(Records excerpted from a collection)
******************************
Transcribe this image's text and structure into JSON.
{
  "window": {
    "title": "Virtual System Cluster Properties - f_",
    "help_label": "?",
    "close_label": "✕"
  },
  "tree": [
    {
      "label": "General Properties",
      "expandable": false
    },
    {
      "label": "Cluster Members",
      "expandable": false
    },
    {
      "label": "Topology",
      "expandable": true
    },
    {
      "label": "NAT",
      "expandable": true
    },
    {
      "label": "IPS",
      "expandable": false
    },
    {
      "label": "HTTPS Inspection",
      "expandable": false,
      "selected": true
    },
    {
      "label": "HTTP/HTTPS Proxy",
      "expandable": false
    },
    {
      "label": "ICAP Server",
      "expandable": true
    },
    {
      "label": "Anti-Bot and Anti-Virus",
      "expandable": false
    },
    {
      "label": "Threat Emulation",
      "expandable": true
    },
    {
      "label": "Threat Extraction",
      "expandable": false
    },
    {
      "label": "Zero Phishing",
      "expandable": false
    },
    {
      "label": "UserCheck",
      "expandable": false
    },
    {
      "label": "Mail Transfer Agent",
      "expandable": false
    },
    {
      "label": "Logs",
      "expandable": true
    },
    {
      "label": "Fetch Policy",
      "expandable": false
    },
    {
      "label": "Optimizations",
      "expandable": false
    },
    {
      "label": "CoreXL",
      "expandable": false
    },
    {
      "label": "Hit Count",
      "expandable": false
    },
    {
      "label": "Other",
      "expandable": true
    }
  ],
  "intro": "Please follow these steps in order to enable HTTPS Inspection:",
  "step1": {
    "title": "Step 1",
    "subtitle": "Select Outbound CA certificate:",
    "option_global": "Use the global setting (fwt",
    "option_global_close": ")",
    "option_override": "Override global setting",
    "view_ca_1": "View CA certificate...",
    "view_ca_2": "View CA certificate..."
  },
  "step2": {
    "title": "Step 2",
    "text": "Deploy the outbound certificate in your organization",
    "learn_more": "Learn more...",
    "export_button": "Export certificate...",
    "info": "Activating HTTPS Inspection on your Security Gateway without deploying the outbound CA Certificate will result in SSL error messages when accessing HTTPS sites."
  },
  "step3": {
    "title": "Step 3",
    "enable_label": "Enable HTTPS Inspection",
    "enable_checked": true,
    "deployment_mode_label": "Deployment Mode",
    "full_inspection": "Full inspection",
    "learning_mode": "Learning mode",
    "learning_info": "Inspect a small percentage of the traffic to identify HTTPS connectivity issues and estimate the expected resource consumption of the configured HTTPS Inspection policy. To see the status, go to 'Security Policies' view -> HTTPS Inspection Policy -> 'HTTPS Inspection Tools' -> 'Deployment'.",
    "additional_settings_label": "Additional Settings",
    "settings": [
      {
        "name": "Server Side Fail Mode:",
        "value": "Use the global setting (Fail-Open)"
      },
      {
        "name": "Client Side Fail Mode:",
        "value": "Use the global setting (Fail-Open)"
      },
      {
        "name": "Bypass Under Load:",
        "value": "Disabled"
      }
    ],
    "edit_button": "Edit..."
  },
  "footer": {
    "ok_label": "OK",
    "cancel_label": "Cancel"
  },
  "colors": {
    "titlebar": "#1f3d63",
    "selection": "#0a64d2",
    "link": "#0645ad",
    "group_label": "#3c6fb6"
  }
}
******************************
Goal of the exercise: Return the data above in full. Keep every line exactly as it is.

Response below:
Transcribe this image's text and structure into JSON.
{
  "window": {
    "title": "Virtual System Cluster Properties - f_",
    "help_label": "?",
    "close_label": "✕"
  },
  "tree": [
    {
      "label": "General Properties",
      "expandable": false
    },
    {
      "label": "Cluster Members",
      "expandable": false
    },
    {
      "label": "Topology",
      "expandable": true
    },
    {
      "label": "NAT",
      "expandable": true
    },
    {
      "label": "IPS",
      "expandable": false
    },
    {
      "label": "HTTPS Inspection",
      "expandable": false,
      "selected": true
    },
    {
      "label": "HTTP/HTTPS Proxy",
      "expandable": false
    },
    {
      "label": "ICAP Server",
      "expandable": true
    },
    {
      "label": "Anti-Bot and Anti-Virus",
      "expandable": false
    },
    {
      "label": "Threat Emulation",
      "expandable": true
    },
    {
      "label": "Threat Extraction",
      "expandable": false
    },
    {
      "label": "Zero Phishing",
      "expandable": false
    },
    {
      "label": "UserCheck",
      "expandable": false
    },
    {
      "label": "Mail Transfer Agent",
      "expandable": false
    },
    {
      "label": "Logs",
      "expandable": true
    },
    {
      "label": "Fetch Policy",
      "expandable": false
    },
    {
      "label": "Optimizations",
      "expandable": false
    },
    {
      "label": "CoreXL",
      "expandable": false
    },
    {
      "label": "Hit Count",
      "expandable": false
    },
    {
      "label": "Other",
      "expandable": true
    }
  ],
  "intro": "Please follow these steps in order to enable HTTPS Inspection:",
  "step1": {
    "title": "Step 1",
    "subtitle": "Select Outbound CA certificate:",
    "option_global": "Use the global setting (fwt",
    "option_global_close": ")",
    "option_override": "Override global setting",
    "view_ca_1": "View CA certificate...",
    "view_ca_2": "View CA certificate..."
  },
  "step2": {
    "title": "Step 2",
    "text": "Deploy the outbound certificate in your organization",
    "learn_more": "Learn more...",
    "export_button": "Export certificate...",
    "info": "Activating HTTPS Inspection on your Security Gateway without deploying the outbound CA Certificate will result in SSL error messages when accessing HTTPS sites."
  },
  "step3": {
    "title": "Step 3",
    "enable_label": "Enable HTTPS Inspection",
    "enable_checked": true,
    "deployment_mode_label": "Deployment Mode",
    "full_inspection": "Full inspection",
    "learning_mode": "Learning mode",
    "learning_info": "Inspect a small percentage of the traffic to identify HTTPS connectivity issues and estimate the expected resource consumption of the configured HTTPS Inspection policy. To see the status, go to 'Security Policies' view -> HTTPS Inspection Policy -> 'HTTPS Inspection Tools' -> 'Deployment'.",
    "additional_settings_label": "Additional Settings",
    "settings": [
      {
        "name": "Server Side Fail Mode:",
        "value": "Use the global setting (Fail-Open)"
      },
      {
        "name": "Client Side Fail Mode:",
        "value": "Use the global setting (Fail-Open)"
      },
      {
        "name": "Bypass Under Load:",
        "value": "Disabled"
      }
    ],
    "edit_button": "Edit..."
  },
  "footer": {
    "ok_label": "OK",
    "cancel_label": "Cancel"
  },
  "colors": {
    "titlebar": "#1f3d63",
    "selection": "#0a64d2",
    "link": "#0645ad",
    "group_label": "#3c6fb6"
  }
}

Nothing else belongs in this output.